On Sant Jordi’s day a few weeks ago, I held a pop-up event in the front garden of my house. I had a stall selling books, and when someone bought a book, they got a rose, so I recreated this feeling of Sant Jordi in London. It was also a way to meet my customers, and to finally see who the ‘Romanceros’ were. During Sant Jordi in my hometown, the local librarian would set up a stall in the street with the local bookshop. Last year, when I told her I was starting Romancero Books, she sent a picture of me from when I was about twelve, selling books with her at the Sant Jordi festival. I remember this day as a very special day, so wanted to do something.
AB: I would love one day to be able to be in Barcelona on Sant Jordi. So, before you leave, are there any recent, or up and coming titles that you are excited about that we could keep an eye out for?

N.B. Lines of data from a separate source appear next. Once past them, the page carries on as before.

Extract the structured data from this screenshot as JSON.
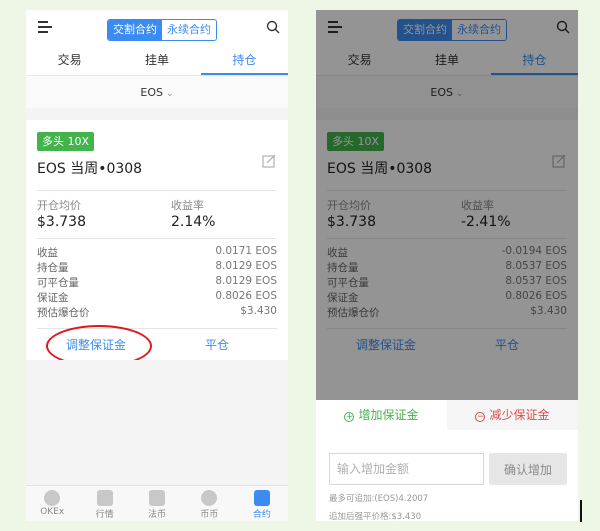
{
  "header": {
    "segment_active": "交割合约",
    "segment_inactive": "永续合约"
  },
  "tabs": [
    "交易",
    "挂单",
    "持仓"
  ],
  "symbol": "EOS",
  "position": {
    "badge": "多头 10X",
    "title": "EOS 当周•0308",
    "open_price_label": "开仓均价",
    "return_label": "收益率",
    "details_labels": [
      "收益",
      "持仓量",
      "可平仓量",
      "保证金",
      "预估爆仓价"
    ],
    "adjust_margin": "调整保证金",
    "close": "平仓"
  },
  "left": {
    "open_price": "$3.738",
    "return_rate": "2.14%",
    "details_values": [
      "0.0171 EOS",
      "8.0129 EOS",
      "8.0129 EOS",
      "0.8026 EOS",
      "$3.430"
    ]
  },
  "right": {
    "open_price": "$3.738",
    "return_rate": "-2.41%",
    "details_values": [
      "-0.0194 EOS",
      "8.0537 EOS",
      "8.0537 EOS",
      "0.8026 EOS",
      "$3.430"
    ]
  },
  "bottom_nav": [
    "OKEx",
    "行情",
    "法币",
    "币币",
    "合约"
  ],
  "margin_panel": {
    "add_tab": "增加保证金",
    "reduce_tab": "减少保证金",
    "input_placeholder": "输入增加金额",
    "confirm_button": "确认增加",
    "max_note": "最多可追加:(EOS)4.2007",
    "liq_note": "追加后强平价格:$3.430"
  },
  "colors": {
    "accent": "#3b8cf2",
    "long_badge": "#43b34c",
    "highlight_ring": "#e0161d",
    "reduce": "#e04b4b"
  }
}
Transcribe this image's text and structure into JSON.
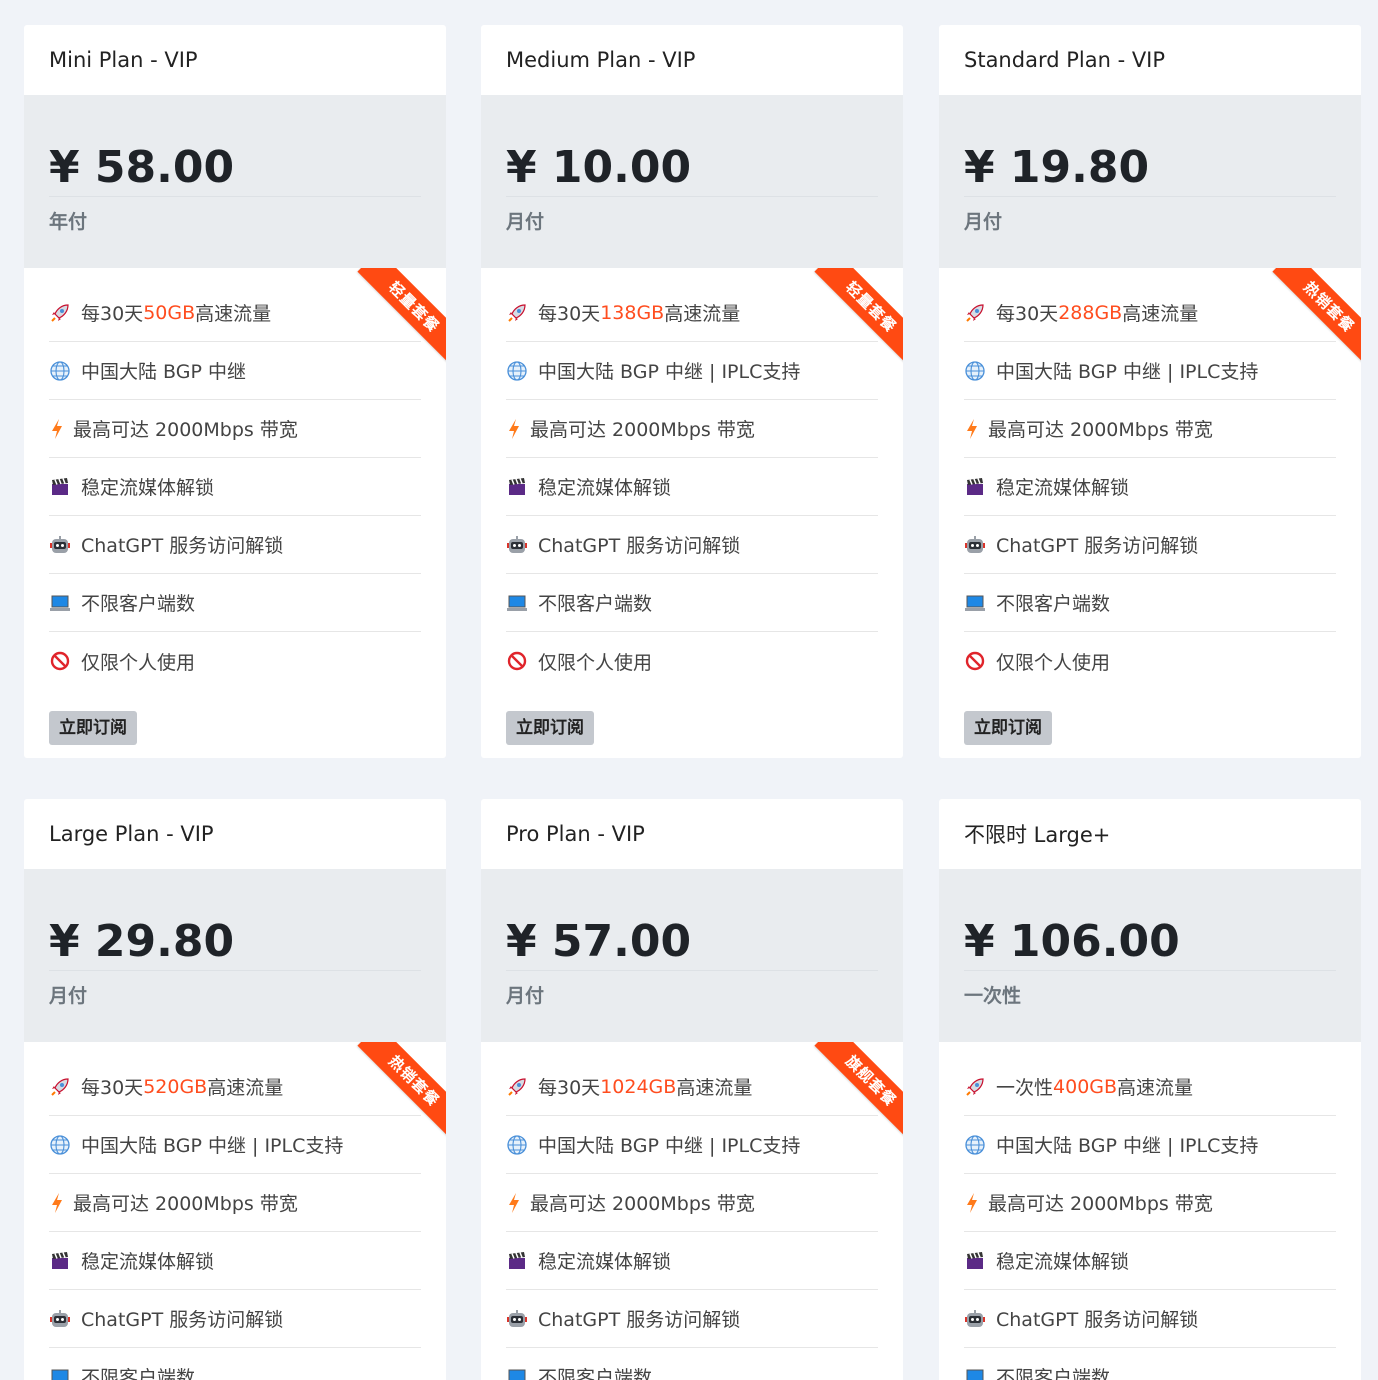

JG: Definitely. Something that came in a few weeks ago is A Perfect Cemetery, by Federico Falco, translated by Jennifer Croft and published by Charco Press. He is an Argentinean writer, and this is his first book translated into English. It’s a collection of short stories. I haven’t read it yet, but I am really looking forward to doing so.
Last week I got a delivery of poetry books, including some from a publisher called La Bella Varsovia, who are dedicated exclusively to poetry. Their bestseller is Cuaderno de campo by María Sánchez. She’s a veterinarian and also a writer, and her work focuses on women working in the Spanish countryside. She also wrote another book called Tierra de mujeres, it’s a beautiful book about rural Spain and women – it’s fantastic.
A few weeks ago, a London-based publisher, Francis Boutle, approached me. They translate books into English from ‘lesser used’ European languages. One book from them is Home Is Like a Different Time, by Eva Moreda; it’s translated from Galician by Craig Patterson and was the winner of an English PEN Award – I’m really excited to read this.
A final recommendation is Las Maravillas, by Elena Medel. Elena is a publisher from La Bella Varsovia, and she is a poet herself, but this is her first work of fiction and it won the Francisco Umbral award. It’s the story of two women who both move from Córdoba to Madrid. One storyline goes back to the 80s when the Labour Party won the elections for the very first time in the new Spanish democracy, and also to before this, and explores how María felt as a woman coming from an Andalusian town to Madrid. The other storyline is about a younger woman, Alicia. The book starts and ends on International Women’s Day in 2018 – a day that saw huge protests in Spain. It’s a really beautiful book and I hope to see it translated into English soon!
AB: These all sound like fantastic books, I think I’ll definitely be picking up Cuaderno de campo and Las Maravillas next time I am in a bookshop. Thanks so much for chatting with me Jorge, it was great to hear about Romancero Books.
JG: Thank you!
By Alice Banks (aka ‘La Española’)
Alice Banks is a copy editor and literary translator from French and Spanish based in Ciudad Real, Spain. After graduating with a French degree from Bangor University, Alice went on to study for an MA in Literary Translation at the University of East Anglia. She currently volunteers for both The European Literature Network and Asymptote Journal.
Jorge Garriz moved from Spain to London a little over ten years ago. Garriz studied Fine Arts in Valencia and Bilbao, and since living in London he has been a part of the team of programmers for the queer film festival Fringe! and the queer book fair at the South London Gallery.